In 2005, a video game based on the tournament, titled World Series of Poker, was released for several consoles and the computer. A sequel called World Series of Poker: Tournament of Champions came out in 2006. In 2007, World Series of Poker: Battle for the Bracelets was released.
WSOP video poker machines now appear at some Harrah's casinos; the machines are standard video poker machines, but have a bonus feature which allows a player to play a modified game of Texas Hold 'em against the poker machine.
Beginning in 2007, Harrah's announced the creation of the World Series of Poker Academy, a poker school aimed at providing poker players with the poker skills needed to win a WSOP Bracelet. The instructors for the Academy include Phil Hellmuth, Greg Raymer, Scott Fischman and Mark Seif. Initial academies were launched in Tunica, Indiana and Las Vegas.
Poker Million II returned in 2003. Snooker-player Jimmy White won the $150,000 first prize. The final was played under the Texas hold 'em rules and broadcast live on Sky Sports 1. All cards were visible via cameras placed underneath glass panels on the tables, and the players were wired to a heart monitor, so that viewers could see the top players' strategies and how relaxed or nervous they really were.
Seventy-two poker professionals played the 2004 Poker Million III, competing for the $300,000 first prize. The tournament counted snookers stars Stephen Hendry, Mark Williams and 2003 winner Jimmy White, rugby World Cup star Mike Tindall and sports celebrities Tony Cascarino and Phil Taylor. Half of the 2004 players had qualified online via Ladbrokes Poker, marking the progress of the online qualifiers.
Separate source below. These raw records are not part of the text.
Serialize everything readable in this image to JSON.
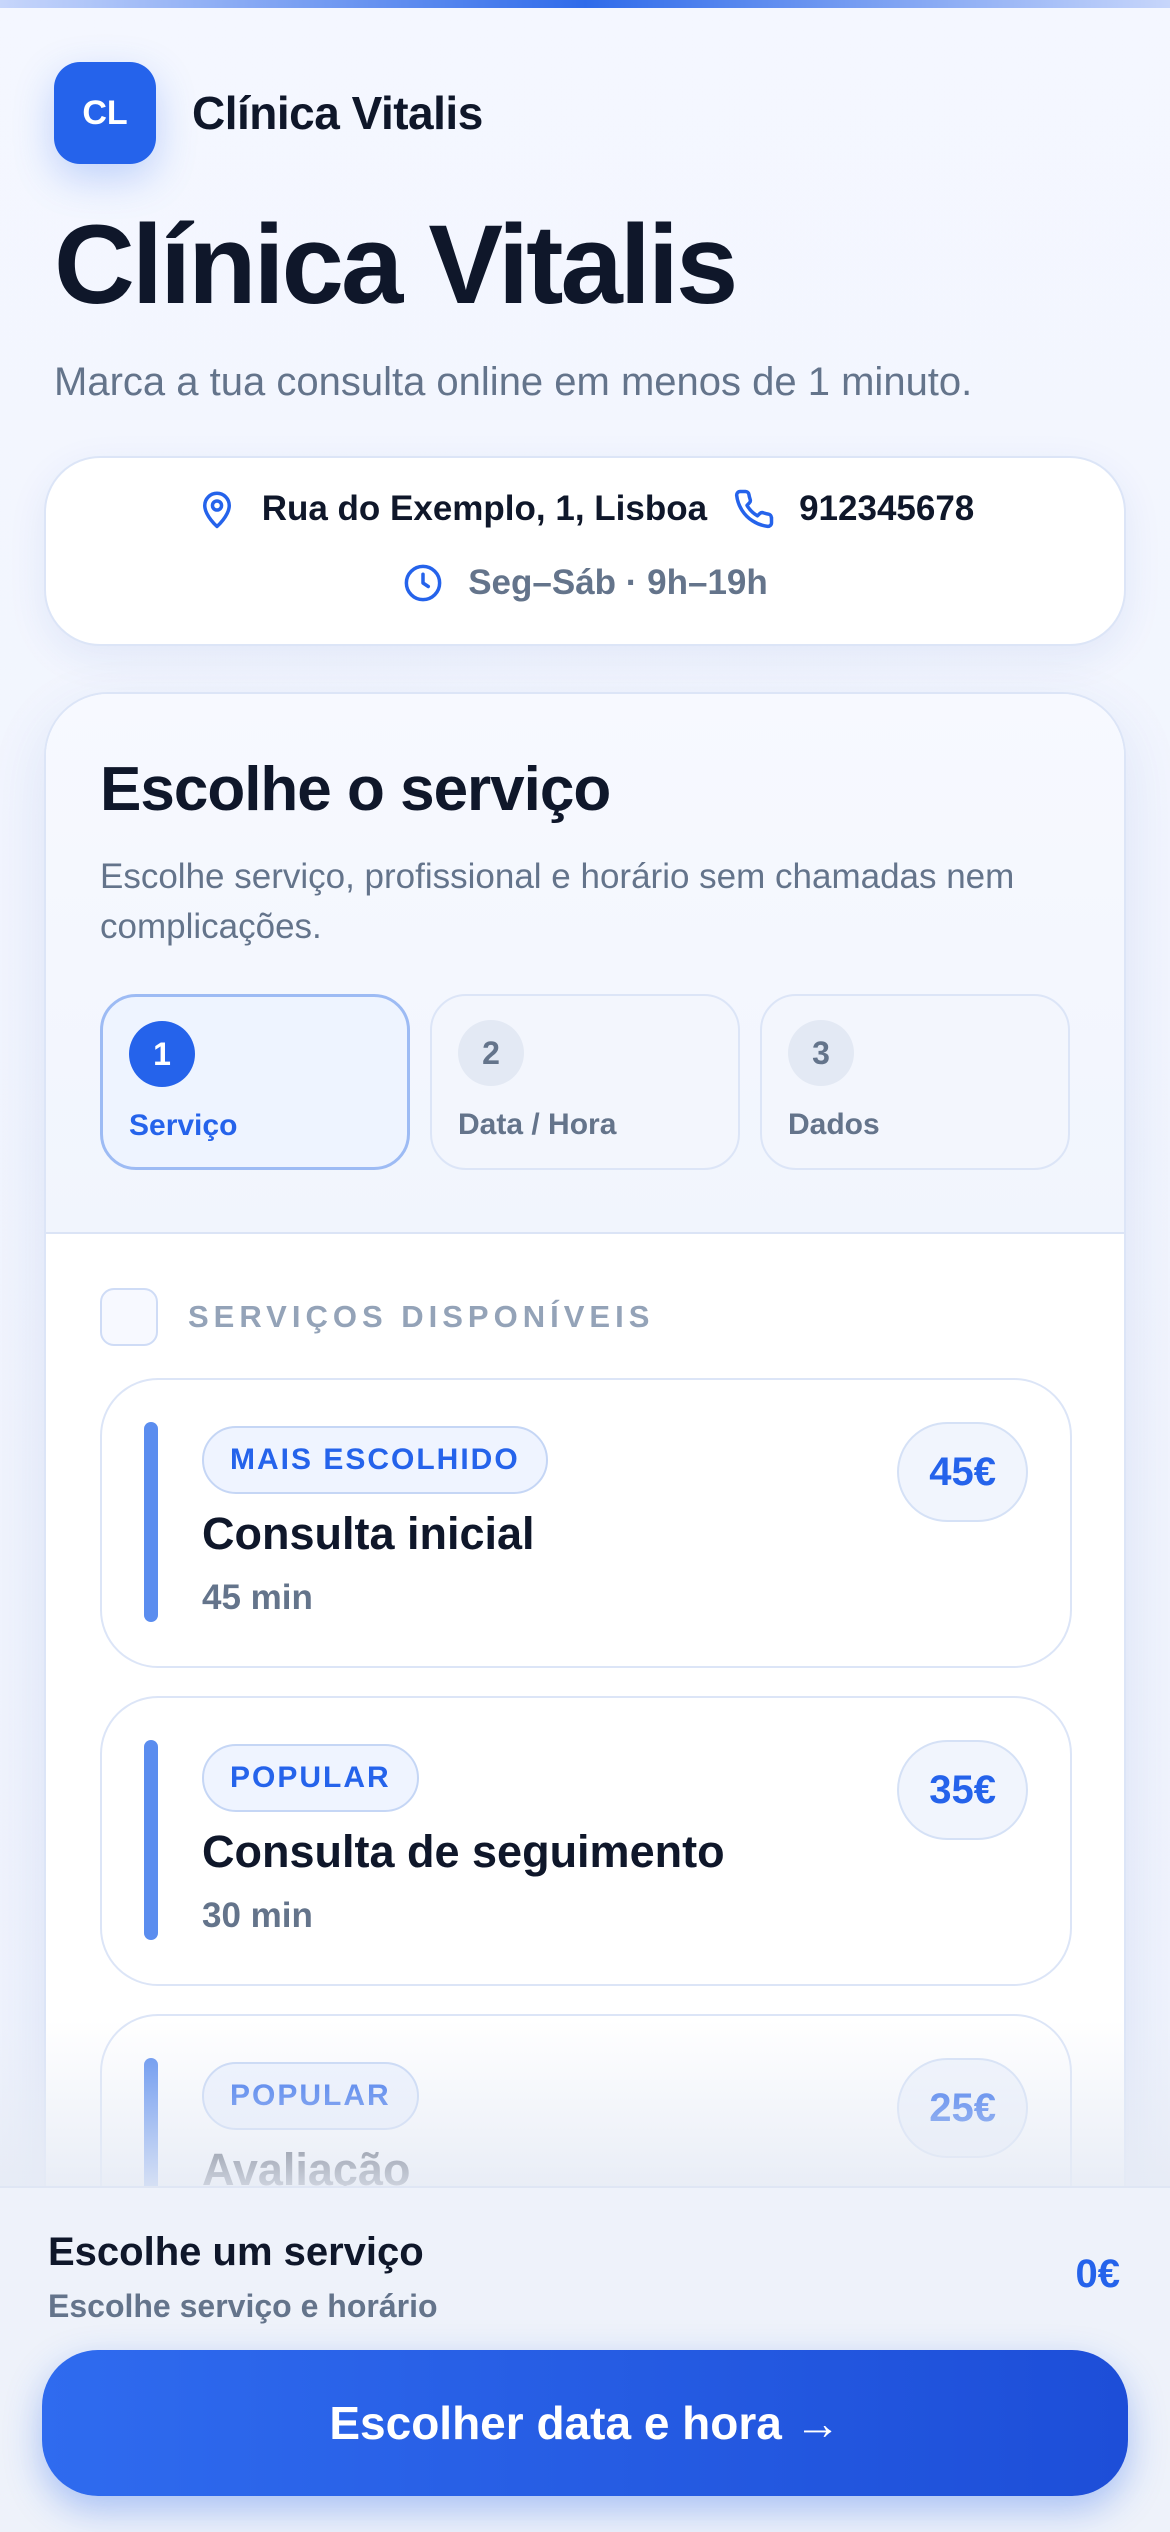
{
  "brand": {
    "logo_initials": "CL",
    "name": "Clínica Vitalis"
  },
  "hero": {
    "title": "Clínica Vitalis",
    "subtitle": "Marca a tua consulta online em menos de 1 minuto."
  },
  "contact": {
    "address": "Rua do Exemplo, 1, Lisboa",
    "phone": "912345678",
    "hours": "Seg–Sáb · 9h–19h",
    "icons": [
      "location-pin-icon",
      "phone-icon",
      "clock-icon"
    ]
  },
  "booking": {
    "title": "Escolhe o serviço",
    "description": "Escolhe serviço, profissional e horário sem chamadas nem complicações.",
    "steps": [
      {
        "number": "1",
        "label": "Serviço",
        "active": true
      },
      {
        "number": "2",
        "label": "Data / Hora",
        "active": false
      },
      {
        "number": "3",
        "label": "Dados",
        "active": false
      }
    ],
    "section_label": "SERVIÇOS DISPONÍVEIS",
    "services": [
      {
        "badge": "MAIS ESCOLHIDO",
        "name": "Consulta inicial",
        "duration": "45 min",
        "price": "45€"
      },
      {
        "badge": "POPULAR",
        "name": "Consulta de seguimento",
        "duration": "30 min",
        "price": "35€"
      },
      {
        "badge": "POPULAR",
        "name": "Avaliação",
        "duration": "",
        "price": "25€"
      }
    ]
  },
  "summary": {
    "title": "Escolhe um serviço",
    "subtitle": "Escolhe serviço e horário",
    "total": "0€",
    "cta_label": "Escolher data e hora →"
  },
  "colors": {
    "accent": "#2563eb",
    "text": "#0f172a",
    "muted": "#64748b"
  }
}
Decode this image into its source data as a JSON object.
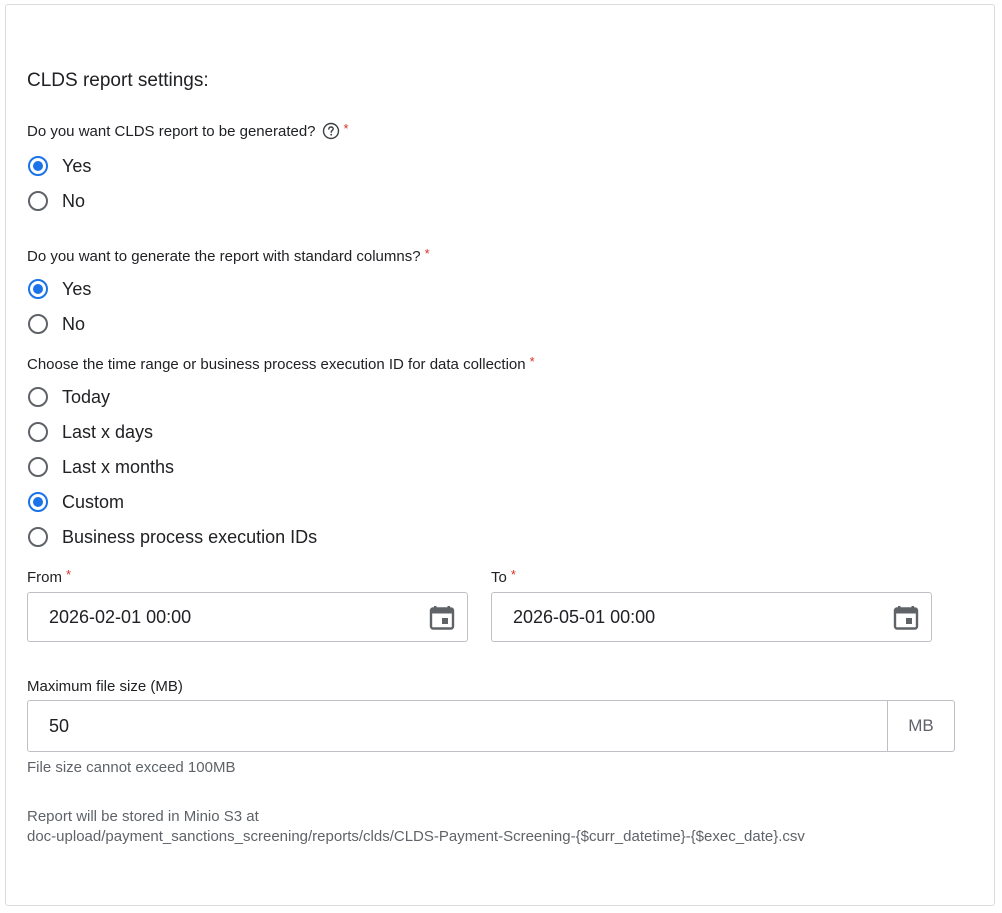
{
  "section_title": "CLDS report settings:",
  "q1": {
    "label": "Do you want CLDS report to be generated?",
    "required": "*",
    "options": [
      {
        "label": "Yes",
        "checked": true
      },
      {
        "label": "No",
        "checked": false
      }
    ]
  },
  "q2": {
    "label": "Do you want to generate the report with standard columns?",
    "required": "*",
    "options": [
      {
        "label": "Yes",
        "checked": true
      },
      {
        "label": "No",
        "checked": false
      }
    ]
  },
  "q3": {
    "label": "Choose the time range or business process execution ID for data collection",
    "required": "*",
    "options": [
      {
        "label": "Today",
        "checked": false
      },
      {
        "label": "Last x days",
        "checked": false
      },
      {
        "label": "Last x months",
        "checked": false
      },
      {
        "label": "Custom",
        "checked": true
      },
      {
        "label": "Business process execution IDs",
        "checked": false
      }
    ]
  },
  "from": {
    "label": "From",
    "required": "*",
    "value": "2026-02-01 00:00"
  },
  "to": {
    "label": "To",
    "required": "*",
    "value": "2026-05-01 00:00"
  },
  "max_size": {
    "label": "Maximum file size (MB)",
    "value": "50",
    "unit": "MB",
    "hint": "File size cannot exceed 100MB"
  },
  "storage_note": {
    "line1": "Report will be stored in Minio S3 at",
    "line2": "doc-upload/payment_sanctions_screening/reports/clds/CLDS-Payment-Screening-{$curr_datetime}-{$exec_date}.csv"
  },
  "colors": {
    "accent": "#1a73e8",
    "required": "#d93025",
    "border": "#bdc1c6"
  }
}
$855,000 were added in the prize pool by Ladbrokes for the Poker Million IV, and there was a guaranteed first prize of $1,000,000. Sixty-six of the finalists qualified online. Tony Jones, who started the evening as an 8/1 outsider, beat TV celebrity Helen Chamberlain.